NOTE: Please understand that I'm not a called and ordained minister of God's Word and Sacraments. I'm a layman or just a regular Christian, Corporate Recruiter, Husband, Father, Friend who lives in the "City of Good Neighbors" here on the East Coast. As another Christian Blogger once wrote, "Please do not see this blog as me attempting to 'publicly teach' the faith, but view it as an informal Public Journal of sorts about my own experiences and journey, and if any of my notes here help you in any way at all, then I say, 'Praise the Lord!' but please do double check them against the Word of God and with your own Pastor." To be more specific, and relevant to the point I want to make with this disclaimer/note, please understand that I'm a relatively new convert to Confessional Lutheran who recently escaped American Evangelicalism a little more than 4 years ago now. That being said, please contact me ASAP if you believe that any of my "old beliefs" seem to have crept their way into any of the material you see published here, and especially if any of the content is inconsistent with the Bible, our Confessions, and Lutheran doctrine in general (in other words, if it's not consistent with God's Word, which our Confessions merely summarize and repeatedly point us back to over and over again) so that I can not only correct those errors immediately and not lead any of His little ones astray (James 3:1), but repent of my sin and learn the truth myself.
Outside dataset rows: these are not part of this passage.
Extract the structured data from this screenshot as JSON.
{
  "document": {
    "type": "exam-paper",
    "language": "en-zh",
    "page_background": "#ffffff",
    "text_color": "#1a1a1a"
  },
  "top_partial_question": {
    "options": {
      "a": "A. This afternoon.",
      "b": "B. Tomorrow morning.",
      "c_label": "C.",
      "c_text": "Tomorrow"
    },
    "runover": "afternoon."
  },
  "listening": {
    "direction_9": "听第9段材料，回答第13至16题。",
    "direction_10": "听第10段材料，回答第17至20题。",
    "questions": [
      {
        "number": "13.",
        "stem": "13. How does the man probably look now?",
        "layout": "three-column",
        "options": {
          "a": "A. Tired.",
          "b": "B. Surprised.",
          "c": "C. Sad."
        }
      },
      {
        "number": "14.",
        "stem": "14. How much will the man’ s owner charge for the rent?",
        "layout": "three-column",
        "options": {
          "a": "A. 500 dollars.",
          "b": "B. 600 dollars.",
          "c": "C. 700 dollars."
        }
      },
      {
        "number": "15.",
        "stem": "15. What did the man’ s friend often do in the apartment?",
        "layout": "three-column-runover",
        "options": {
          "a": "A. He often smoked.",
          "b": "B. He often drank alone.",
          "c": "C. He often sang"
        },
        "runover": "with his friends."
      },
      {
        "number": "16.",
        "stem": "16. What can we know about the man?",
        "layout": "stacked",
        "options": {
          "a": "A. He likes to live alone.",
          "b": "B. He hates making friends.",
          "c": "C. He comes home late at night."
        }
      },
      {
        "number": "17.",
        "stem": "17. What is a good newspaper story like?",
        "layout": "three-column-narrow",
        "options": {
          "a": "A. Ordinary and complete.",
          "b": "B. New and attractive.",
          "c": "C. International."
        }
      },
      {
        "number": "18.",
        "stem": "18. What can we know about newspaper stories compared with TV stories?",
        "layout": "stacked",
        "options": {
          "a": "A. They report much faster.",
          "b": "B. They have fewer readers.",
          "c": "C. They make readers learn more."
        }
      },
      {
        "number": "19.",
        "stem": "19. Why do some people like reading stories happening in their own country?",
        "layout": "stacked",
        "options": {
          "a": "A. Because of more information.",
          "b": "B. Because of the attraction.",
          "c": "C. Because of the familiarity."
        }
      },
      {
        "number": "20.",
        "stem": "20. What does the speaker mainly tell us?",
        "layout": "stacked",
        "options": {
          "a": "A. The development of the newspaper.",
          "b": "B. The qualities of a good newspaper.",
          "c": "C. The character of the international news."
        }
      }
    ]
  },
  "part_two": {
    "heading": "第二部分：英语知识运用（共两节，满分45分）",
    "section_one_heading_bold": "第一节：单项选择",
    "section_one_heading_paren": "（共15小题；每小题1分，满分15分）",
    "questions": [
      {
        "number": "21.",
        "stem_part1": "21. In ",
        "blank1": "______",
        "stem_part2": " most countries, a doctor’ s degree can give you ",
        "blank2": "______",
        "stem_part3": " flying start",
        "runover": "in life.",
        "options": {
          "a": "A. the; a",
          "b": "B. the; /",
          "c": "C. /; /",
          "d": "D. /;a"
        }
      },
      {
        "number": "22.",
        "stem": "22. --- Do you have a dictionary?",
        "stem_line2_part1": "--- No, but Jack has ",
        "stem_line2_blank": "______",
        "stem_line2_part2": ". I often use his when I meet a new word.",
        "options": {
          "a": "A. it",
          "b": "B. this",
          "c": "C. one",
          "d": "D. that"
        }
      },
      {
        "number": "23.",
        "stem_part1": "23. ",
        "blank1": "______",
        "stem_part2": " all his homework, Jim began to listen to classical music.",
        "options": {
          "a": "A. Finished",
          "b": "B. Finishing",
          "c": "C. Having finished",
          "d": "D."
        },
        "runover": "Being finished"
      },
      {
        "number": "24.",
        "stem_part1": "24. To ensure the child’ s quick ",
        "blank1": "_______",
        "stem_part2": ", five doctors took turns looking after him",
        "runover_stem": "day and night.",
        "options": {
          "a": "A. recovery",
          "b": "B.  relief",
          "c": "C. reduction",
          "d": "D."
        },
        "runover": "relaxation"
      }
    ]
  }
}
Also, please be aware that you might also discover that some of the earlier/older pieces I wrote for this blog back in 2013 definitely fall into that "Old Evangelical Adam" category (and they don't have a disclaimer like this) since I was a "Lutheran-In-Name-Only" at the time and was completely oblivious to the fact that a Christian "Book of Concord" even existed (Small/Large Catechism? What's that!?!). This knowledge of the Lutheran basics was completely foreign to me even though I was baptized, confirmed, and married in an LCMS church! So, there are some entries that are a little "out there" so-to-speak since the subject matter was also heavy influenced by those old beliefs of mine. I know that now and I'm still learning. Anyway, I decided to leave those published posts up on this website and in cyberspace only because they are not blasphemous/heretical, because I now have this disclaimer, and only to demonstrate the continuing work of Christ and the Holy Spirit in my life (Hebrews 12:2; Philippians 1:6). Most importantly, please know that any time I engage in commenting on and/or interpreting a specific portion of the holy Scriptures, it will always closely follow the verse-by-verse footnotes from my Lutheran Study Bible and/or include references to the Book of Concord unless otherwise noted. Typically, I will defer to what other Lutheran Pastors both past and present have already preached and taught about such passages since they are the called and ordained under-shepherds of our souls here on earth. Finally, I'm going to apologize ahead of time for the length of most entries (this disclaimer/note is a perfect example of what I mean! haha). I'm well aware that blogs should be short, sweet, and to the point, but I've never been one to follow the rules when it comes to writing. Besides, this website is more like a "Christian Dude's Diary" in the sense that everything I write about and share publicly isn't always what's "popular" or "#trending" at the time, but is instead all the things that I'm studying myself at the moment. For better or for worse, these posts tend to be much longer than most blog entries you'll find elsewhere only because I try to pack as much info as possible into a single piece so that I can refer to it again and again over time if I need to (and so that it can be a valuable resource for others -- if possible, a "One-Stop-Shop" of sorts). Thank you for stopping by and thank you in advance for your time, help, and understanding. Feel free to comment/email me at any time. Grace and peace to you and yours!